    Facilitator
    May 18, 2016 | 06:31 p.m.

    Thanks for sharing your project. Can you share the biggest success and a challenge encountered in the project?

  • Icon for: Victor Mateas

    Victor Mateas

    Presenter
    May 20, 2016 | 12:01 p.m.

    Thank you for the question! Perhaps the biggest success has been the overwhelmingly positive response (and field test results) to our work. We have worked with teachers, and school, district, and state leaders from across 26 states and in all instances we have heard about the overwhelming need for resources to help support understanding/implementation of the mathematical practices, as well as positive feedback to our materials. We have also field tested the PD curriculum across two school years and had significant growth on measures, such as teacher understanding of the SMP, when compared to a comparison group of similar teachers. In terms of challenges, one issue that came up when recruiting districts for the field test was PD time constraints. It was difficult for districts to provide the full 20 hours needed to complete the course so we had to think creatively about how the course could be modified into other formats (e.g., a shorter course, blended learning) to accommodate the realities of schools/districts.

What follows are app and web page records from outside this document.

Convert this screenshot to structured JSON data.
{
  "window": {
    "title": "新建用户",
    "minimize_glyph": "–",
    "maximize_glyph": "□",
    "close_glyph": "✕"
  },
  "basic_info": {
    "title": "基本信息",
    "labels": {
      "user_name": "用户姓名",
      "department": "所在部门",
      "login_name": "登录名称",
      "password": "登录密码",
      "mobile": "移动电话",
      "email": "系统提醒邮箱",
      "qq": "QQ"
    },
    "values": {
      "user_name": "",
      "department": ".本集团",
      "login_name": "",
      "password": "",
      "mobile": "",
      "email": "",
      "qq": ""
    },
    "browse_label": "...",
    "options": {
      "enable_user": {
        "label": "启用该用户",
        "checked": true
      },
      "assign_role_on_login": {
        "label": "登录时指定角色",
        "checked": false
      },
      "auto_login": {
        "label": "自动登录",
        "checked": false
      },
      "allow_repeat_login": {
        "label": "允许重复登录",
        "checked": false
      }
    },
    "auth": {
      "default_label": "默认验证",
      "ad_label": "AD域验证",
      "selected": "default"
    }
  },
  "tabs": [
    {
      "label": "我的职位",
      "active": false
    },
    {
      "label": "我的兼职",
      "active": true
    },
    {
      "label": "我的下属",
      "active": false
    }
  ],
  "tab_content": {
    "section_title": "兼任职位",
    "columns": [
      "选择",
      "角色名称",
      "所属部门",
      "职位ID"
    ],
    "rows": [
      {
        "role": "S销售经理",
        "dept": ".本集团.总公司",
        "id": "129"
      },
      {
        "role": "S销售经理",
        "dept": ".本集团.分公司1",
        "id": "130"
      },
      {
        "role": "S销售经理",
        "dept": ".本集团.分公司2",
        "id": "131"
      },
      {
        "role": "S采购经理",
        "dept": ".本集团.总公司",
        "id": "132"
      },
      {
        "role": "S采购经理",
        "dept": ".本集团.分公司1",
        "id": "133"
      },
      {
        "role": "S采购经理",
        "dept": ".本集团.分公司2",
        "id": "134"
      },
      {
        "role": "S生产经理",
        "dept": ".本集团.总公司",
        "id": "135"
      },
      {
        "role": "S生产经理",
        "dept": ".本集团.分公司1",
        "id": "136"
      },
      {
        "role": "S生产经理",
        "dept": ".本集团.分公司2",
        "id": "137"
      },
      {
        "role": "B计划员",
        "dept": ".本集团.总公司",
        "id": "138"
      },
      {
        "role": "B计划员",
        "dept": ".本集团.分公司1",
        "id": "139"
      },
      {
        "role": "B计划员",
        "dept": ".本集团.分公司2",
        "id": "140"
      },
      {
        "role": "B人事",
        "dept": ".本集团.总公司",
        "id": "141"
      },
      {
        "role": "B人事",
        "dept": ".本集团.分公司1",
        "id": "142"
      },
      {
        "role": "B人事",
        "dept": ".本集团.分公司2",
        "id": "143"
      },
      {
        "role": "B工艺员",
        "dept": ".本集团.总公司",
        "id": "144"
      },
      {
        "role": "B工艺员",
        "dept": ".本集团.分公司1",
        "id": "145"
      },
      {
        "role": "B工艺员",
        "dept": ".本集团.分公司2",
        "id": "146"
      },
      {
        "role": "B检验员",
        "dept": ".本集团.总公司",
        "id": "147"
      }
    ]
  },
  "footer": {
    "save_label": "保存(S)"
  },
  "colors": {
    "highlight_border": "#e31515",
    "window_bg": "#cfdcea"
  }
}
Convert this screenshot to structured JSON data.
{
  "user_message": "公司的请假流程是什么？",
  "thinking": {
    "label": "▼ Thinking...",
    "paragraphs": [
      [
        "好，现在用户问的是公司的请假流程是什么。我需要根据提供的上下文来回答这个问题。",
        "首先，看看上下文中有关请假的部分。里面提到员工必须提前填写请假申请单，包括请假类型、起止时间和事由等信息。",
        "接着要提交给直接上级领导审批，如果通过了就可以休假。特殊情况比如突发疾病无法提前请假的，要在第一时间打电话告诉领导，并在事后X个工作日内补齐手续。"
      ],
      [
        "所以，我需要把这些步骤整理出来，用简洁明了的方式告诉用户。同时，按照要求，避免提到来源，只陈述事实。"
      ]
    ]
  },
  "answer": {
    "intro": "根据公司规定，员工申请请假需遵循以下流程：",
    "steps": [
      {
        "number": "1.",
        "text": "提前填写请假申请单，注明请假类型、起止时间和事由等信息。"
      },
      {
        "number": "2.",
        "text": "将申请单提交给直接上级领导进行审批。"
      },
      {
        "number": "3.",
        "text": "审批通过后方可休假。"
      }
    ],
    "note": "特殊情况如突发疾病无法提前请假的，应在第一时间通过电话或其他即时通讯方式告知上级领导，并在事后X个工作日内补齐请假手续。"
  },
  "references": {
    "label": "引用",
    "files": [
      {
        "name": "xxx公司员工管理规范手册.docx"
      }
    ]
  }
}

  • Icon for: Rebecca Lowenhaupt

    Rebecca Lowenhaupt

    Assistant Professor
    May 19, 2016 | 01:50 p.m.

    This is a great project and potentially helpful in thinking about implementing science practices, as well as math. I’m curious if you’ve thought about the kinds of experiences supervisors might need to be able to support teachers’ implementation of the practices. That’s something we’ve been working on in our project (Instructional Leadership for Science Practices), and which might be relevant to your work. Do you think supervisors need similar PD experiences or are there other types of PD that make more sense for them?

  • Icon for: Victor Mateas

    Victor Mateas

    Presenter
    May 20, 2016 | 12:30 p.m.

    That’s a great question! Just to clarify, I believe you are asking about administrators that aren’t content-focused (e.g. headmasters, assistant principals) and not content-focused supervisors (e.g., math coaches, math department heads). Our PD curriculum was designed to be used with teachers primarily. We did not have any administrators participate in the PD during our field tests however I do believe administrators need exposure to the SMP and to understand the work teachers are doing to develop mathematical practices in students. Administrators could have benefited from participating in portions of our PD however I’m not sure if they would really need a full 20 hour experience, the same way teachers do. Ideally, I think administrators could participate in a few sessions alongside teachers in unpacking what the practices mean, as well as experiencing some of the planning and student work analysis activities, followed by a few PD sessions in which administrators discuss issues around how to observe classrooms and provide feedback to teachers focused on the mathematical practices. Hope this helps!

  • Further posting is closed as the showcase has ended.